Though Massachusetts did not end slavery in 1777, Vermont did in its 1777 state constitution. Six years later in 1783, a judge to declared that slavery was unconstitutional under the Massachusetts Constitution, which was written by John Adams.
His wife Abigail, who also opposed slavery, accurately predicted that if women did not have a voice in their government, they would foment their own rebellion. As the abolitionist movement gained steam in northern and western states in the 1840s, so did the women’s voting rights movement.
The first women’s rights conference modelled their 1848 Declaration of Sentiments after the Declaration of Independence and asserted that “that all men and women are created equal.”
After the Civil War, abolitionist and suffragist Susan B. Anthony continued to tap the Declaration’s powerful rhetorical logic and emotion.
“‘Governments derive their just powers from the consent of the governed.’ This is the fundamental principle of democracy,” Anthony proclaimed, borrowing another phrase from the Declaration.
“Women and colored men are loyal, liberty-loving citizens, and we cannot believe that sex or complexion should be any ground for civil or political degradation.”
She believed it was time to put the Declaration into practice for all Americans.
“We respectfully and earnestly pray that, in restoring the foundations of our nationality, all discriminations on account of sex or race may be removed; and that our government may be republican in fact as well as form; A government by the people, and the whole people, for the people and the whole people.”
The abolition and women’s suffrage movements came to fruition through the 13th, 14th, 15th, and 19th Amendments to the Constitution.

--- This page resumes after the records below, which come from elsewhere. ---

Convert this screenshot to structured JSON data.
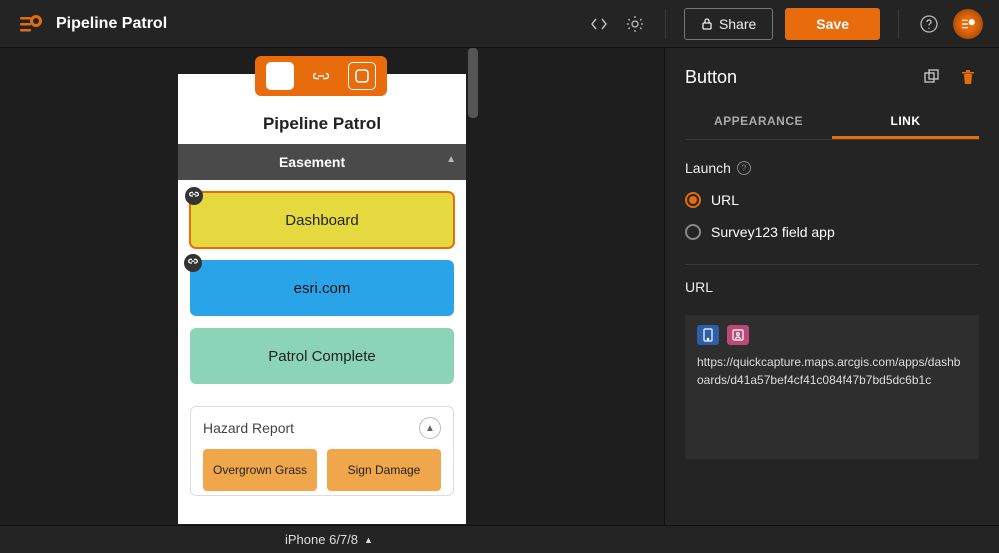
{
  "header": {
    "project_title": "Pipeline Patrol",
    "share_label": "Share",
    "save_label": "Save"
  },
  "canvas": {
    "device_title": "Pipeline Patrol",
    "section1_header": "Easement",
    "tiles": {
      "dashboard": "Dashboard",
      "esri": "esri.com",
      "complete": "Patrol Complete"
    },
    "hazard": {
      "title": "Hazard Report",
      "left": "Overgrown Grass",
      "right": "Sign Damage"
    }
  },
  "side": {
    "title": "Button",
    "tabs": {
      "appearance": "APPEARANCE",
      "link": "LINK"
    },
    "launch_label": "Launch",
    "radio_url": "URL",
    "radio_survey": "Survey123 field app",
    "url_label": "URL",
    "url_value": "https://quickcapture.maps.arcgis.com/apps/dashboards/d41a57bef4cf41c084f47b7bd5dc6b1c"
  },
  "footer": {
    "device_label": "iPhone 6/7/8"
  }
}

These amendments abolished slavery, declared freed slaves to be U.S. citizens, protected voting rights for black men and eventually voting rights for all women.
Ida B. Wells-Barnett, a former slave, suffragist and anti-lynching activist, had a healthy perspective about the Declaration of Independence’s influence on civil rights.
“The flower of the 19th century civilization for the American people was the abolition of slavery and the enfranchisement of all manhood. Here at last was squaring of practice with precept, with true democracy, with the Declaration of Independence and with the Golden Rule.”
The Declaration’s influence on civil rights, however, was not over.
“But 100 years later, the life of the Negro is still sadly crippled by the manacles of segregation and the chains of discrimination,” Martin Luther King, Jr. declared in his 1963 “I Have a Dream” speech. King looked to the Declaration of Independence as he spoke to thousands on the National Mall in Washington D.C.
“When the architects of our republic wrote the magnificent words of the Constitution and the Declaration of Independence, they were signing a promissory note to which every American was to fall heir. This note was a promise that all men — yes, black men as well as white men — would be guaranteed the unalienable rights of life, liberty, and the pursuit of happiness,” King proclaimed.
Although he believed that America had defaulted on that promissory note for black Americans through Jim Crow laws, he didn’t believe that America was bankrupt from its founding promise. Because of King, Congress passed the Civil Rights Acts of the 1960s and tore down systemic racist laws.
As we celebrate America’s birth this July 4, let us remember these great civil rights movements that the Declaration of Independence birthed. If any movement or ideology, such as critical race theory, isn’t rooted in our Declaration’s founding philosophy that all are created equal, then it is not worth pursuing and could be a Trojan horse of tyranny.